Although this is the first time the federal government has allowed states to impose work requirements for Medicaid, similar rules have previously been implemented for other programs such as the Temporary Assistance for Needy Families (TANF), also known as welfare, and the Supplemental Nutrition Assistance Program (SNAP), previously referred to as food stamps. “We saw in previous attacks against TANF and SNAP even though it was claimed that the disability community wouldn’t be impacted, they were,” Cokley told Rewire.

Indeed, research has consistently demonstrated that TANF recipients who are penalized for failing to meet a work requirement are more likely to have a disability compared to those who are not penalized. For example, researchers found that people with severe but temporary disabilities who receive TANF are generally not exempt from work requirements and often lose benefits for not complying, despite facing considerable barriers to employment because of their disabilities.

Most people want to work—and that includes people with disabilities. Nonetheless, the unemployment rate for people with disabilities is strikingly high. In 2016, only 18 percent of people with disabilities were employed compared with 65 percent of people without disabilities. There are many ways to support employment without imposing arbitrary work requirement rules that will not work. In terms of people with disabilities, the government should focus its efforts on developing and implementing programs and policies that promote employment, such as greater education and vocational training and enforcement of employment discrimination laws. Moreover, Medicaid eligibility rules must be expanded because having access to good health care and supports enables more people to work.

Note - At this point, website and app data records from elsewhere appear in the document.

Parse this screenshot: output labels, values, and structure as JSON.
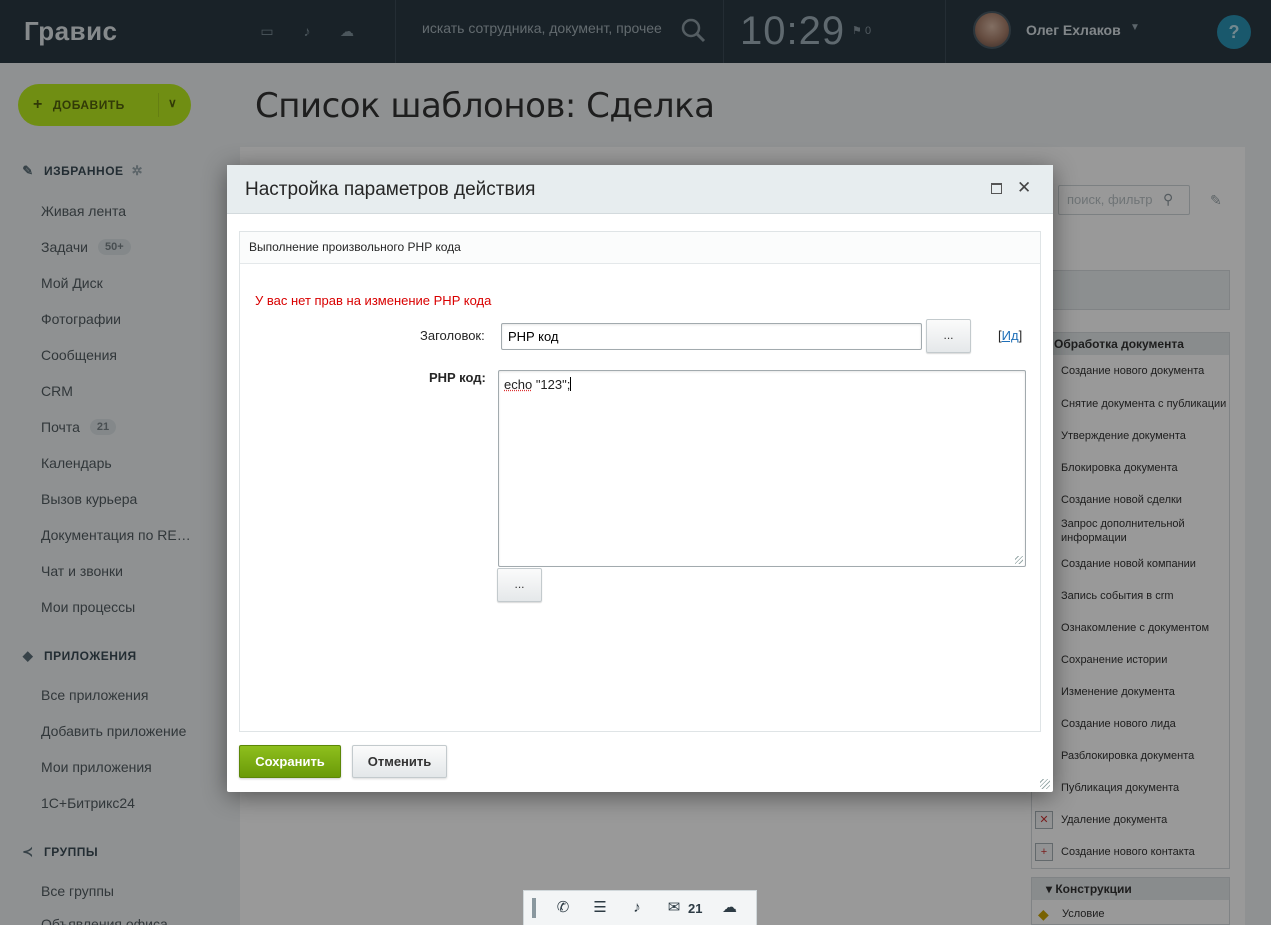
{
  "header": {
    "logo": "Гравис",
    "search_placeholder": "искать сотрудника, документ, прочее",
    "clock": "10:29",
    "flag_count": "0",
    "username": "Олег Ехлаков",
    "help_label": "?"
  },
  "sidebar": {
    "add_button": "ДОБАВИТЬ",
    "favorites_title": "ИЗБРАННОЕ",
    "favorites": [
      {
        "label": "Живая лента"
      },
      {
        "label": "Задачи",
        "badge": "50+"
      },
      {
        "label": "Мой Диск"
      },
      {
        "label": "Фотографии"
      },
      {
        "label": "Сообщения"
      },
      {
        "label": "CRM"
      },
      {
        "label": "Почта",
        "badge": "21"
      },
      {
        "label": "Календарь"
      },
      {
        "label": "Вызов курьера"
      },
      {
        "label": "Документация по RE…"
      },
      {
        "label": "Чат и звонки"
      },
      {
        "label": "Мои процессы"
      }
    ],
    "apps_title": "ПРИЛОЖЕНИЯ",
    "apps": [
      {
        "label": "Все приложения"
      },
      {
        "label": "Добавить приложение"
      },
      {
        "label": "Мои приложения"
      },
      {
        "label": "1С+Битрикс24"
      }
    ],
    "groups_title": "ГРУППЫ",
    "groups": [
      {
        "label": "Все группы"
      },
      {
        "label": "Объявления офиса"
      }
    ]
  },
  "page": {
    "title": "Список шаблонов: Сделка",
    "right_search_placeholder": "поиск, фильтр",
    "activities_head": "Обработка документа",
    "activities": [
      "Создание нового документа",
      "Снятие документа с публикации",
      "Утверждение документа",
      "Блокировка документа",
      "Создание новой сделки",
      "Запрос дополнительной информации",
      "Создание новой компании",
      "Запись события в crm",
      "Ознакомление с документом",
      "Сохранение истории",
      "Изменение документа",
      "Создание нового лида",
      "Разблокировка документа",
      "Публикация документа",
      "Удаление документа",
      "Создание нового контакта"
    ],
    "constructs_head": "Конструкции",
    "constructs": [
      "Условие"
    ]
  },
  "dialog": {
    "title": "Настройка параметров действия",
    "section_title": "Выполнение произвольного PHP кода",
    "error": "У вас нет прав на изменение PHP кода",
    "title_label": "Заголовок:",
    "title_value": "PHP код",
    "dots_label": "...",
    "id_open": "[",
    "id_link": "Ид",
    "id_close": "]",
    "php_label": "PHP код:",
    "code_keyword": "echo",
    "code_rest": " \"123\";",
    "save": "Сохранить",
    "cancel": "Отменить"
  },
  "dock": {
    "mail_count": "21"
  }
}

According to the Washington Post, ten states have been “waiting for federal permission” to implement this program, and others are close at hand. On Friday, Kentucky became the first state to have its Medicaid work requirements approved. People with disabilities successfully saved the Affordable Care Act for millions of people. Now it’s time for others to join the fight and stop the Trump administration’s disastrous work requirements.